A Montreal native, Nova was approached by a 15-year-old Celine Dion to producer her first album, and released Blood on the Bricks on Jon Bon Jovi’s Jambco label in 1991. It stood as the culmination of a long-running friendship and, as any knowledgeable rock fan might argue, a thank-you note of sorts: the rock superstar lifting up the personal hero whose sound provided the blueprint for his own hits.
Nova provided guitar, keys and background vocals for the demo of Bon Jovi’s first hit, “Runaway,” and ended up playing with an assemblage of session musicians throughout Bon Jovi’s 1984 self-titled debut. Nova’s imprint is also all over Jon Bon Jovi’s debut solo album, Blaze of Glory—especially the chart-topping title track, on which Nova’s writing and producing went uncredited but were absolutely essential.
Blood on the Bricks was released alongside “Smells Like Teen Spirit,” and the landscape changed completely. “Nirvana was amazing,” he says. “Just the way Kurt Cobain could rip his own soul out when he sang.”
Over the next three decades, Nova’s journey would take him through great professional highs and painful personal lows, and eventually into self-discovery and spiritual contentment. He decided again to focus on his roles as a writer, producer and session musician, capitalizing on the goodwill he’d generated in the industry to put food on the table for his family.
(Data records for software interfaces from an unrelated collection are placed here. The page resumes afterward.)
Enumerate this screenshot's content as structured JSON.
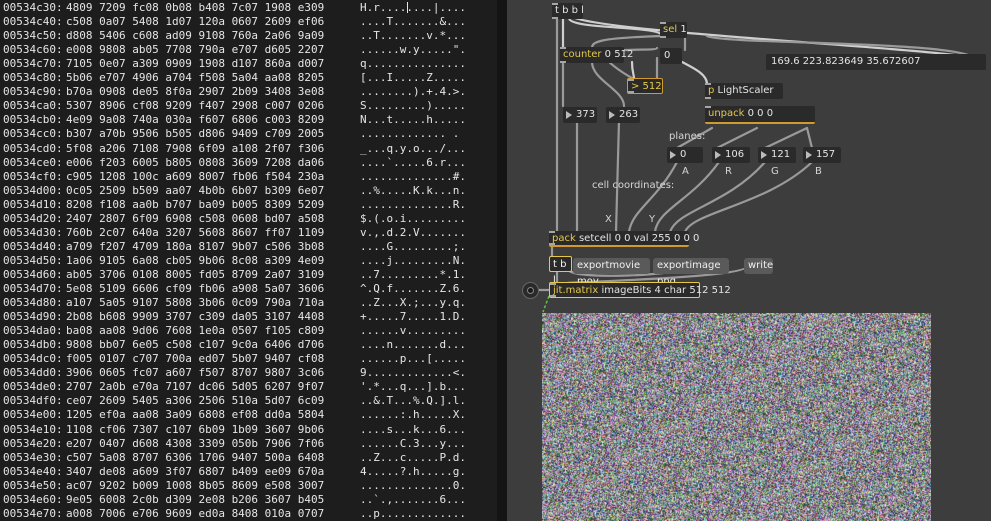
{
  "hexdump": {
    "rows": [
      {
        "addr": "00534c30:",
        "bytes": "4809 7209 fc08 0b08 b408 7c07 1908 e309",
        "ascii": "H.r........|...."
      },
      {
        "addr": "00534c40:",
        "bytes": "c508 0a07 5408 1d07 120a 0607 2609 ef06",
        "ascii": "....T.......&..."
      },
      {
        "addr": "00534c50:",
        "bytes": "d808 5406 c608 ad09 9108 760a 2a06 9a09",
        "ascii": "..T.......v.*..."
      },
      {
        "addr": "00534c60:",
        "bytes": "e008 9808 ab05 7708 790a e707 d605 2207",
        "ascii": "......w.y.....\"."
      },
      {
        "addr": "00534c70:",
        "bytes": "7105 0e07 a309 0909 1908 d107 860a d007",
        "ascii": "q..............."
      },
      {
        "addr": "00534c80:",
        "bytes": "5b06 e707 4906 a704 f508 5a04 aa08 8205",
        "ascii": "[...I.....Z....."
      },
      {
        "addr": "00534c90:",
        "bytes": "b70a 0908 de05 8f0a 2907 2b09 3408 3e08",
        "ascii": "........).+.4.>."
      },
      {
        "addr": "00534ca0:",
        "bytes": "5307 8906 cf08 9209 f407 2908 c007 0206",
        "ascii": "S.........)....."
      },
      {
        "addr": "00534cb0:",
        "bytes": "4e09 9a08 740a 030a f607 6806 c003 8209",
        "ascii": "N...t.....h....."
      },
      {
        "addr": "00534cc0:",
        "bytes": "b307 a70b 9506 b505 d806 9409 c709 2005",
        "ascii": "............. ."
      },
      {
        "addr": "00534cd0:",
        "bytes": "5f08 a206 7108 7908 6f09 a108 2f07 f306",
        "ascii": "_...q.y.o.../..."
      },
      {
        "addr": "00534ce0:",
        "bytes": "e006 f203 6005 b805 0808 3609 7208 da06",
        "ascii": "....`.....6.r..."
      },
      {
        "addr": "00534cf0:",
        "bytes": "c905 1208 100c a609 8007 fb06 f504 230a",
        "ascii": "..............#."
      },
      {
        "addr": "00534d00:",
        "bytes": "0c05 2509 b509 aa07 4b0b 6b07 b309 6e07",
        "ascii": "..%.....K.k...n."
      },
      {
        "addr": "00534d10:",
        "bytes": "8208 f108 aa0b b707 ba09 b005 8309 5209",
        "ascii": "..............R."
      },
      {
        "addr": "00534d20:",
        "bytes": "2407 2807 6f09 6908 c508 0608 bd07 a508",
        "ascii": "$.(.o.i........."
      },
      {
        "addr": "00534d30:",
        "bytes": "760b 2c07 640a 3207 5608 8607 ff07 1109",
        "ascii": "v.,.d.2.V......."
      },
      {
        "addr": "00534d40:",
        "bytes": "a709 f207 4709 180a 8107 9b07 c506 3b08",
        "ascii": "....G.........;."
      },
      {
        "addr": "00534d50:",
        "bytes": "1a06 9105 6a08 cb05 9b06 8c08 a309 4e09",
        "ascii": "....j.........N."
      },
      {
        "addr": "00534d60:",
        "bytes": "ab05 3706 0108 8005 fd05 8709 2a07 3109",
        "ascii": "..7.........*.1."
      },
      {
        "addr": "00534d70:",
        "bytes": "5e08 5109 6606 cf09 fb06 a908 5a07 3606",
        "ascii": "^.Q.f.......Z.6."
      },
      {
        "addr": "00534d80:",
        "bytes": "a107 5a05 9107 5808 3b06 0c09 790a 710a",
        "ascii": "..Z...X.;...y.q."
      },
      {
        "addr": "00534d90:",
        "bytes": "2b08 b608 9909 3707 c309 da05 3107 4408",
        "ascii": "+.....7.....1.D."
      },
      {
        "addr": "00534da0:",
        "bytes": "ba08 aa08 9d06 7608 1e0a 0507 f105 c809",
        "ascii": "......v........."
      },
      {
        "addr": "00534db0:",
        "bytes": "9808 bb07 6e05 c508 c107 9c0a 6406 d706",
        "ascii": "....n.......d..."
      },
      {
        "addr": "00534dc0:",
        "bytes": "f005 0107 c707 700a ed07 5b07 9407 cf08",
        "ascii": "......p...[....."
      },
      {
        "addr": "00534dd0:",
        "bytes": "3906 0605 fc07 a607 f507 8707 9807 3c06",
        "ascii": "9.............<."
      },
      {
        "addr": "00534de0:",
        "bytes": "2707 2a0b e70a 7107 dc06 5d05 6207 9f07",
        "ascii": "'.*...q...].b..."
      },
      {
        "addr": "00534df0:",
        "bytes": "ce07 2609 5405 a306 2506 510a 5d07 6c09",
        "ascii": "..&.T...%.Q.].l."
      },
      {
        "addr": "00534e00:",
        "bytes": "1205 ef0a aa08 3a09 6808 ef08 dd0a 5804",
        "ascii": "......:.h.....X."
      },
      {
        "addr": "00534e10:",
        "bytes": "1108 cf06 7307 c107 6b09 1b09 3607 9b06",
        "ascii": "....s...k...6..."
      },
      {
        "addr": "00534e20:",
        "bytes": "e207 0407 d608 4308 3309 050b 7906 7f06",
        "ascii": "......C.3...y..."
      },
      {
        "addr": "00534e30:",
        "bytes": "c507 5a08 8707 6306 1706 9407 500a 6408",
        "ascii": "..Z...c.....P.d."
      },
      {
        "addr": "00534e40:",
        "bytes": "3407 de08 a609 3f07 6807 b409 ee09 670a",
        "ascii": "4.....?.h.....g."
      },
      {
        "addr": "00534e50:",
        "bytes": "ac07 9202 b009 1008 8b05 8609 e508 3007",
        "ascii": "..............0."
      },
      {
        "addr": "00534e60:",
        "bytes": "9e05 6008 2c0b d309 2e08 b206 3607 b405",
        "ascii": "..`.,.......6..."
      },
      {
        "addr": "00534e70:",
        "bytes": "a008 7006 e706 9609 ed0a 8408 010a 0707",
        "ascii": "..p............."
      }
    ]
  },
  "patcher": {
    "tbbl_top": "t b b l",
    "counter": "counter",
    "counter_args": "0 512",
    "sel": "sel",
    "sel_args": "1",
    "num_zero": "0",
    "gt": "> 512",
    "list_display": "169.6 223.823649 35.672607",
    "p_obj": "p",
    "p_args": "LightScaler",
    "unpack": "unpack",
    "unpack_args": "0 0 0",
    "num_373": "373",
    "num_263": "263",
    "planes_label": "planes:",
    "num_0": "0",
    "num_106": "106",
    "num_121": "121",
    "num_157": "157",
    "label_a": "A",
    "label_r": "R",
    "label_g": "G",
    "label_b": "B",
    "cell_label": "cell coordinates:",
    "label_x": "X",
    "label_y": "Y",
    "pack": "pack",
    "pack_args": "setcell 0 0 val 255 0 0 0",
    "tbl": "t b l",
    "msg_movie": "exportmovie mov",
    "msg_image": "exportimage png",
    "msg_write": "write",
    "jit": "jit.matrix",
    "jit_args": "imageBits 4 char 512 512"
  },
  "colors": {
    "patcher_bg": "#3d3d3d",
    "object_bg": "#2a2a2a",
    "accent": "#e6c94a",
    "hexdump_bg": "#1d1d1d"
  }
}
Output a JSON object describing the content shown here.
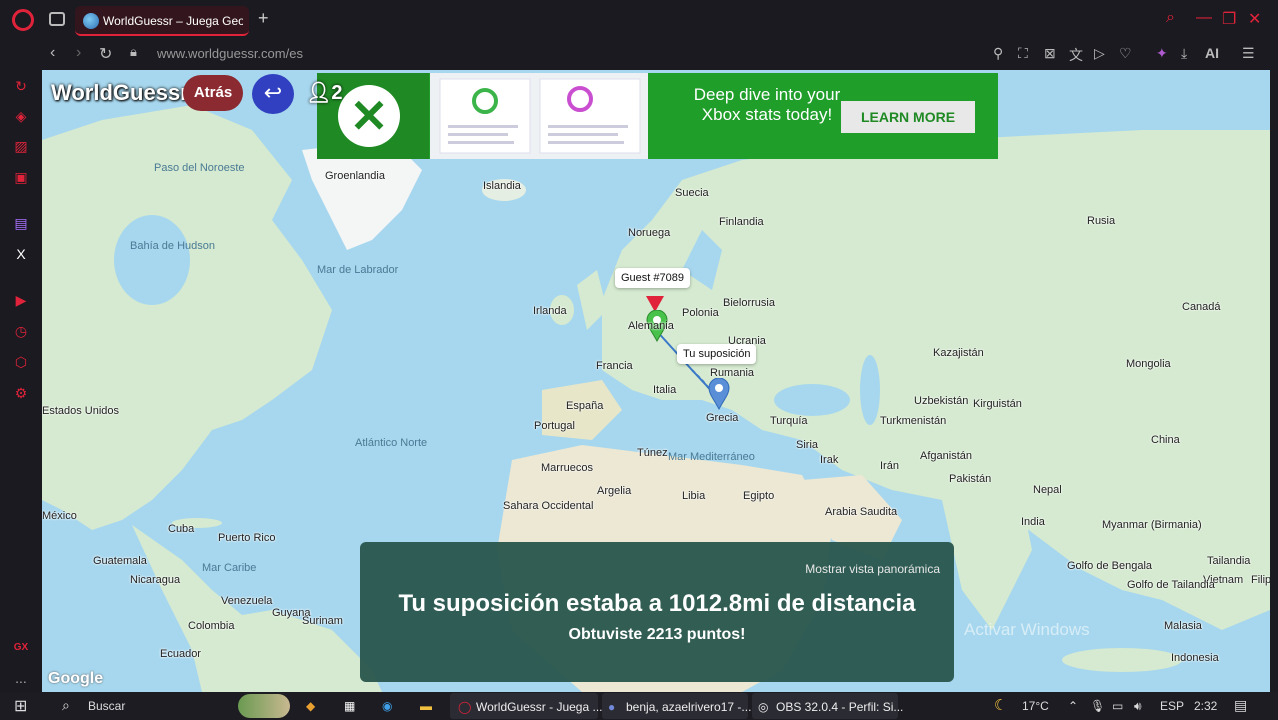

During the ’90s and 2000s, in addition to tracks for popular foreign-language artists, Nova collaborated with Carole King, Jon Bon Jovi, Faith Hill and Clay Aiken (he co-wrote his hit “This Is the Night”), and did hugely successful work with Celine Dion. In 1997, Nova won a Grammy for Dion’s blockbuster album Falling Into You—“It’s a paperweight,” he laughs; “what I do today is what counts”—and co-produced/co-wrote later Dion singles like the global smash “A New Day Has Come” and “You and I,” the latter chosen as Hillary Clinton’s campaign song in 2008.
Canadian music-industry bigwig Paola Simonetto became the love of Nova’s life, as well as his advocate and catalyst. Simonetto continues to inspire and support Nova, though not from this earthly plane. “During the time that I was working on 2.0, my wife was diagnosed with pancreatic cancer,” he explains. “I managed to finish the album right before she passed away on Christmas Day. I still was able to take care of every doctor’s appointment, every chemo treatment. I was cooking and cleaning and at night I worked on my album.
“She always had very good ears. She gave me a lot of pointers on what to do with the music and what not to do,” he continues. “She was a big part of why 2.0sounds as good as it does.”
“With 2.0, my goal has already been achieved, as far as I’m concerned,” Nova says. “I wanted to beat the 1.0 to death. The second thing is to reintroduce my music to the old fans, and play to a new generation of fans who just developed an interest. I don’t think that young generation has heard music like this ever before. I’m on top of my game now. I’m ready for it.”
2.0 track listing
Ball and Chain 2.0
Heart to Heart 2.0
It’s Too Late 2.0
Can’t Stop Lovin’ You 2.0
Foolin’ Yourself 2.0
I’m a Survivor